So why do we watch this show? Because it's completely fascinating and often encouraging to peek into other people's houses, to see the areas of conflict and concern that inevitably arise in dealing with household chores, budgets, and children. It's interesting just to see how other people live. There are all kinds of relationship issues that come up, too, of course, and it's been a springboard for many good conversations in our house about how we manage things. But at the most basic level, I love this show because it clearly exposes that household work is work -- work that somebody (and interestingly, it's not always the "wife") has to do. It shows just how darn difficult it is to get everybody fed, cleaned, educated, and happy.

Unlike some reality shows, which seem designed to build on the worst aspects of human character (greed, vengeance, etc), this one is premised on the notion that human beings are capable of change, and that seeing the world from someone else's perspective can teach you something. Sure, maybe it's corny or even semi-staged, but it's still doing really important cultural work, to show husbands tearfully realizing that their wives are overburdened and that they should do more at home.

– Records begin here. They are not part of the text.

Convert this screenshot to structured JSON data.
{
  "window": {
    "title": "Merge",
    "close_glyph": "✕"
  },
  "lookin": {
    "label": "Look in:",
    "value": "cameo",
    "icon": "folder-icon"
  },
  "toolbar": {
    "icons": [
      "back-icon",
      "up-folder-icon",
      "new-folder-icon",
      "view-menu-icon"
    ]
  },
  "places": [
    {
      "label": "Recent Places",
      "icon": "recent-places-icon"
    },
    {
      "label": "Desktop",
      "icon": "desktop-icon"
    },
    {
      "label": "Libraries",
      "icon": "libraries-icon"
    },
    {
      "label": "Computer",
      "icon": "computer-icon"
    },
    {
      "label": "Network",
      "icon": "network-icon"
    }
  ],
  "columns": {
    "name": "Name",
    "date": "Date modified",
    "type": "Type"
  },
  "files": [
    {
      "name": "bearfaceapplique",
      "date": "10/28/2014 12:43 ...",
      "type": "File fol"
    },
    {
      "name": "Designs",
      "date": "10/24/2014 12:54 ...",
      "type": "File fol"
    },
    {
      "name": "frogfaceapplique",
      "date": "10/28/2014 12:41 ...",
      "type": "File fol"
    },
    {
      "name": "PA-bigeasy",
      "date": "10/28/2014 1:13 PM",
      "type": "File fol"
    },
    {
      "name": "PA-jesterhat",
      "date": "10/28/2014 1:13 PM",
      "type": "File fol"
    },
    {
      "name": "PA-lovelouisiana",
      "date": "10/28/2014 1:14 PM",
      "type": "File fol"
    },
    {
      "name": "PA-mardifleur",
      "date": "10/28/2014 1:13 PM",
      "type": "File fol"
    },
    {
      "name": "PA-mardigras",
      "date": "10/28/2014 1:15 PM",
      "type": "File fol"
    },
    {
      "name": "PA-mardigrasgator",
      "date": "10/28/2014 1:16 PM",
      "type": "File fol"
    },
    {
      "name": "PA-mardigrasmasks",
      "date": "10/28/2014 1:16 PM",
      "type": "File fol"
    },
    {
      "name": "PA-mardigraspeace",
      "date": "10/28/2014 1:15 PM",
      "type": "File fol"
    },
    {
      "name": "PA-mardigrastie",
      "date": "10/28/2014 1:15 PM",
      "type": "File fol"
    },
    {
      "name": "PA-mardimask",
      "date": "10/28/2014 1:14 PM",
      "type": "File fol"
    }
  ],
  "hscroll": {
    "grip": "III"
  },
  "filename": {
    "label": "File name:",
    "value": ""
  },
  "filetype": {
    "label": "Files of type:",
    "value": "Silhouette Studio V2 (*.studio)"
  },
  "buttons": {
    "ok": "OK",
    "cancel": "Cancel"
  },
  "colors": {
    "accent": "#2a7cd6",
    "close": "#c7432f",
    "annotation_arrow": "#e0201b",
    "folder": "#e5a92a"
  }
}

And my own lesbian husband? She's improved 100 percent in her contributions to our household chores since we've been watching the show. She credits it with helping her realize that both her life and my life would get better if we could have a more equitable distribution of household tasks. My partner now does the grocery shopping, washes the dishes, changes the bed linens, mows the yard, washes her personal laundry, and sweeps the floor. I do the cooking, wash the household laundry, clean the bathroom & kitchen, vacuum & mop floors, and dust & vacuum surfaces and furniture. We're not perfect, and our house isn't immaculate. But we're doing OK, and we no longer argue about these things. So thanks, Wifeswap!



What I learned last week:
  • At least two of my colleagues did not remember requesting to teach a specific course in Spring 2006 NOR receiving the Chair's letter telling them that they were assigned to said course. Now, a few weeks before Spring term begins, their panties are in a wad because they are dingbats.
  • That I was able to summarize an entire theoretical subfield in 20 seconds for an uncomprehending audience of faculty from Engineering, Math, Business, and Pharmacy who constitute the Curriculum Committee (stage 2.5 in the process of getting some new courses approved for my Department). Not sure they really understood what I was saying, even though I was watering it down for them. But they approved the course, and that's what matters.
  • I am on too many committees this year.


perks of this academic life

This morning I woke up earlyish -- it's cold at night now, so my gf and I and the dogs all pile onto the bed together. It's an awful lot of cuteness to wake up to. I managed to extract myself long enough to make some coffee, and then climbed back in to finish the reading for my afternoon classes. I got to spend three hours tucked under the comforter with a dog leaning on either side of me, drinking coffee and reading a great novel. How awesome is that?

I generally try to keep stricter boundaries -- no work reading in the bedroom -- but I make exceptions in the wintertime.